> [WHAT IS EXPECTED] From the first line to the last, copy the data exactly and drop the pictures.

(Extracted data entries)
--------------------------------

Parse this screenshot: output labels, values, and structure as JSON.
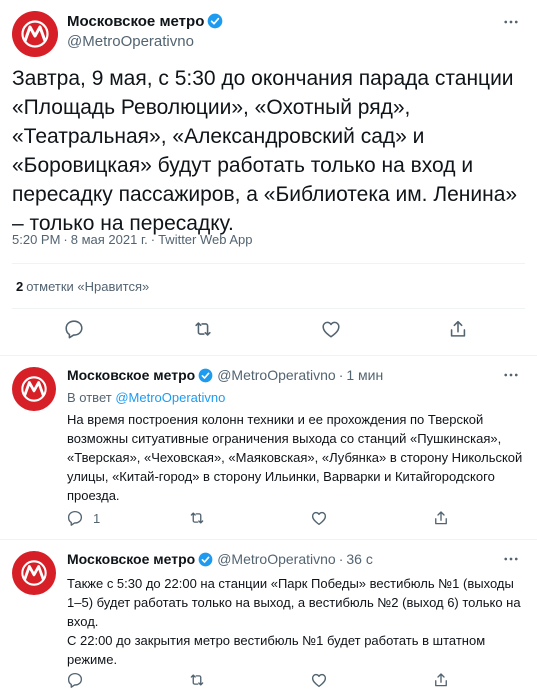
{
  "main_tweet": {
    "author_name": "Московское метро",
    "handle": "@MetroOperativno",
    "text": "Завтра, 9 мая, с 5:30 до окончания парада станции «Площадь Революции», «Охотный ряд», «Театральная», «Александровский сад» и «Боровицкая» будут работать только на вход и пересадку пассажиров, а «Библиотека им. Ленина» – только на пересадку.",
    "time": "5:20 PM",
    "date": "8 мая 2021 г.",
    "source": "Twitter Web App",
    "likes_count": "2",
    "likes_label": "отметки «Нравится»"
  },
  "replies": [
    {
      "author_name": "Московское метро",
      "handle": "@MetroOperativno",
      "time": "1 мин",
      "reply_to_prefix": "В ответ",
      "reply_to_handle": "@MetroOperativno",
      "text": "На время построения колонн техники и ее прохождения по Тверской возможны ситуативные ограничения выхода со станций «Пушкинская», «Тверская», «Чеховская», «Маяковская», «Лубянка» в сторону Никольской улицы, «Китай-город» в сторону Ильинки, Варварки и Китайгородского проезда.",
      "reply_count": "1"
    },
    {
      "author_name": "Московское метро",
      "handle": "@MetroOperativno",
      "time": "36 с",
      "text": "Также с 5:30 до 22:00 на станции «Парк Победы» вестибюль №1 (выходы 1–5) будет работать только на выход, а вестибюль №2 (выход 6) только на вход.\nС 22:00 до закрытия метро вестибюль №1 будет работать в штатном режиме.",
      "reply_count": ""
    }
  ],
  "colors": {
    "brand_red": "#d61f26",
    "verified_blue": "#1d9bf0",
    "secondary_text": "#536471"
  },
  "icons": [
    "metro-logo-icon",
    "verified-badge-icon",
    "more-icon",
    "reply-icon",
    "retweet-icon",
    "like-icon",
    "share-icon"
  ]
}
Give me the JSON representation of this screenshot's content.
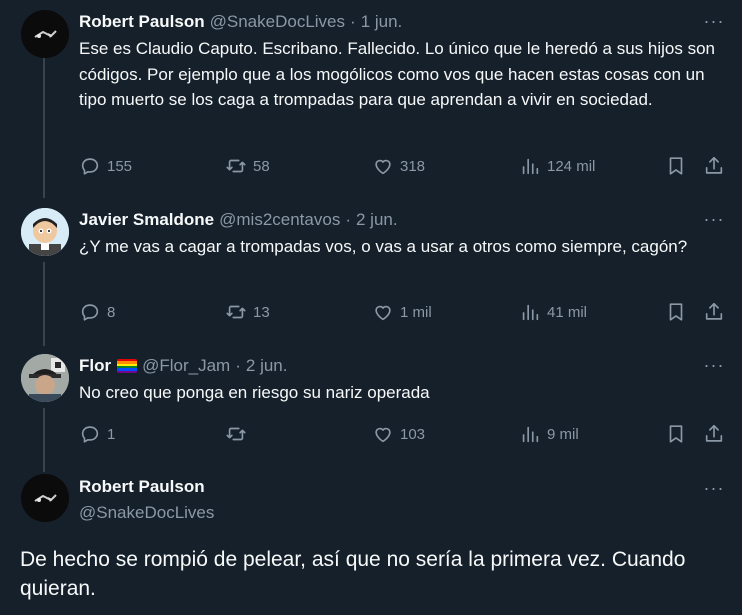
{
  "tweets": [
    {
      "name": "Robert Paulson",
      "handle": "@SnakeDocLives",
      "sep": "·",
      "date": "1 jun.",
      "text": "Ese es Claudio Caputo. Escribano. Fallecido. Lo único que le heredó a sus hijos son códigos. Por ejemplo que a los mogólicos como vos que hacen estas cosas con un tipo muerto se los caga a trompadas para que aprendan a vivir en sociedad.",
      "replies": "155",
      "reposts": "58",
      "likes": "318",
      "views": "124 mil"
    },
    {
      "name": "Javier Smaldone",
      "handle": "@mis2centavos",
      "sep": "·",
      "date": "2 jun.",
      "text": "¿Y me vas a cagar a trompadas vos, o vas a usar a otros como siempre, cagón?",
      "replies": "8",
      "reposts": "13",
      "likes": "1 mil",
      "views": "41 mil"
    },
    {
      "name": "Flor",
      "handle": "@Flor_Jam",
      "sep": "·",
      "date": "2 jun.",
      "text": "No creo que ponga en riesgo su nariz operada",
      "replies": "1",
      "reposts": "",
      "likes": "103",
      "views": "9 mil"
    }
  ],
  "main_tweet": {
    "name": "Robert Paulson",
    "handle": "@SnakeDocLives",
    "text": "De hecho se rompió de pelear, así que no sería la primera vez. Cuando quieran."
  },
  "icons": {
    "more": "more-dots-icon",
    "reply": "reply-icon",
    "repost": "repost-icon",
    "like": "like-icon",
    "views": "views-icon",
    "bookmark": "bookmark-icon",
    "share": "share-icon"
  },
  "colors": {
    "background": "#15202b",
    "text": "#f7f9f9",
    "secondary": "#8b98a5",
    "thread_line": "#38444d"
  }
}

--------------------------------

> [SOLUTION FOR THIS PROBLEM]
Parse this screenshot: output labels, values, and structure as JSON.
{
  "main_tweet": {
    "author_name": "Московское метро",
    "handle": "@MetroOperativno",
    "text": "Завтра, 9 мая, с 5:30 до окончания парада станции «Площадь Революции», «Охотный ряд», «Театральная», «Александровский сад» и «Боровицкая» будут работать только на вход и пересадку пассажиров, а «Библиотека им. Ленина» – только на пересадку.",
    "time": "5:20 PM",
    "date": "8 мая 2021 г.",
    "source": "Twitter Web App",
    "likes_count": "2",
    "likes_label": "отметки «Нравится»"
  },
  "replies": [
    {
      "author_name": "Московское метро",
      "handle": "@MetroOperativno",
      "time": "1 мин",
      "reply_to_prefix": "В ответ",
      "reply_to_handle": "@MetroOperativno",
      "text": "На время построения колонн техники и ее прохождения по Тверской возможны ситуативные ограничения выхода со станций «Пушкинская», «Тверская», «Чеховская», «Маяковская», «Лубянка» в сторону Никольской улицы, «Китай-город» в сторону Ильинки, Варварки и Китайгородского проезда.",
      "reply_count": "1"
    },
    {
      "author_name": "Московское метро",
      "handle": "@MetroOperativno",
      "time": "36 с",
      "text": "Также с 5:30 до 22:00 на станции «Парк Победы» вестибюль №1 (выходы 1–5) будет работать только на выход, а вестибюль №2 (выход 6) только на вход.\nС 22:00 до закрытия метро вестибюль №1 будет работать в штатном режиме.",
      "reply_count": ""
    }
  ],
  "colors": {
    "brand_red": "#d61f26",
    "verified_blue": "#1d9bf0",
    "secondary_text": "#536471"
  },
  "icons": [
    "metro-logo-icon",
    "verified-badge-icon",
    "more-icon",
    "reply-icon",
    "retweet-icon",
    "like-icon",
    "share-icon"
  ]
}
Give me the JSON representation of this screenshot's content.
{
  "tweets": [
    {
      "name": "Robert Paulson",
      "handle": "@SnakeDocLives",
      "sep": "·",
      "date": "1 jun.",
      "text": "Ese es Claudio Caputo. Escribano. Fallecido. Lo único que le heredó a sus hijos son códigos. Por ejemplo que a los mogólicos como vos que hacen estas cosas con un tipo muerto se los caga a trompadas para que aprendan a vivir en sociedad.",
      "replies": "155",
      "reposts": "58",
      "likes": "318",
      "views": "124 mil"
    },
    {
      "name": "Javier Smaldone",
      "handle": "@mis2centavos",
      "sep": "·",
      "date": "2 jun.",
      "text": "¿Y me vas a cagar a trompadas vos, o vas a usar a otros como siempre, cagón?",
      "replies": "8",
      "reposts": "13",
      "likes": "1 mil",
      "views": "41 mil"
    },
    {
      "name": "Flor",
      "handle": "@Flor_Jam",
      "sep": "·",
      "date": "2 jun.",
      "text": "No creo que ponga en riesgo su nariz operada",
      "replies": "1",
      "reposts": "",
      "likes": "103",
      "views": "9 mil"
    }
  ],
  "main_tweet": {
    "name": "Robert Paulson",
    "handle": "@SnakeDocLives",
    "text": "De hecho se rompió de pelear, así que no sería la primera vez. Cuando quieran."
  },
  "icons": {
    "more": "more-dots-icon",
    "reply": "reply-icon",
    "repost": "repost-icon",
    "like": "like-icon",
    "views": "views-icon",
    "bookmark": "bookmark-icon",
    "share": "share-icon"
  },
  "colors": {
    "background": "#15202b",
    "text": "#f7f9f9",
    "secondary": "#8b98a5",
    "thread_line": "#38444d"
  }
}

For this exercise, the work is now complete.